From the first record below to the last, retype each one exactly.

> [MATERIAL FOR THIS TASK]

BEGIN

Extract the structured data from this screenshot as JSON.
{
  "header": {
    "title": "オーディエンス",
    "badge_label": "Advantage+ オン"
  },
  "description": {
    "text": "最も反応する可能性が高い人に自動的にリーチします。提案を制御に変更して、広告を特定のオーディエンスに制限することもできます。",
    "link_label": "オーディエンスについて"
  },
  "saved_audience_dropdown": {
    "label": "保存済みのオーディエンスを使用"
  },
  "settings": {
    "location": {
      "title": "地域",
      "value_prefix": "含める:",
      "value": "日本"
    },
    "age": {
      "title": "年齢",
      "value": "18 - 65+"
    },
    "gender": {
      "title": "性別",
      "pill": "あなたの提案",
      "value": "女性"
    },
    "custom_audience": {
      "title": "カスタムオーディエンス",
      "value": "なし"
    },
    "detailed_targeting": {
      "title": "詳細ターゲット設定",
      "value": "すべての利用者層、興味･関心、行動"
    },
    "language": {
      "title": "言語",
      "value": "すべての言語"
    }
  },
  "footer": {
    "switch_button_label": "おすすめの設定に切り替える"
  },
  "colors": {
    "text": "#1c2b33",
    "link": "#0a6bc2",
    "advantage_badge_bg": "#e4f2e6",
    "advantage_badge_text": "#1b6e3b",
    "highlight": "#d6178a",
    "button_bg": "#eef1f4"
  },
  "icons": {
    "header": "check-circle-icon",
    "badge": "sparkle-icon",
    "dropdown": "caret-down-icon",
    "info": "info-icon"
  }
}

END

> [PROBLEM SOLUTION]
Extract the structured data from this screenshot as JSON.
{
  "header": {
    "title": "オーディエンス",
    "badge_label": "Advantage+ オン"
  },
  "description": {
    "text": "最も反応する可能性が高い人に自動的にリーチします。提案を制御に変更して、広告を特定のオーディエンスに制限することもできます。",
    "link_label": "オーディエンスについて"
  },
  "saved_audience_dropdown": {
    "label": "保存済みのオーディエンスを使用"
  },
  "settings": {
    "location": {
      "title": "地域",
      "value_prefix": "含める:",
      "value": "日本"
    },
    "age": {
      "title": "年齢",
      "value": "18 - 65+"
    },
    "gender": {
      "title": "性別",
      "pill": "あなたの提案",
      "value": "女性"
    },
    "custom_audience": {
      "title": "カスタムオーディエンス",
      "value": "なし"
    },
    "detailed_targeting": {
      "title": "詳細ターゲット設定",
      "value": "すべての利用者層、興味･関心、行動"
    },
    "language": {
      "title": "言語",
      "value": "すべての言語"
    }
  },
  "footer": {
    "switch_button_label": "おすすめの設定に切り替える"
  },
  "colors": {
    "text": "#1c2b33",
    "link": "#0a6bc2",
    "advantage_badge_bg": "#e4f2e6",
    "advantage_badge_text": "#1b6e3b",
    "highlight": "#d6178a",
    "button_bg": "#eef1f4"
  },
  "icons": {
    "header": "check-circle-icon",
    "badge": "sparkle-icon",
    "dropdown": "caret-down-icon",
    "info": "info-icon"
  }
}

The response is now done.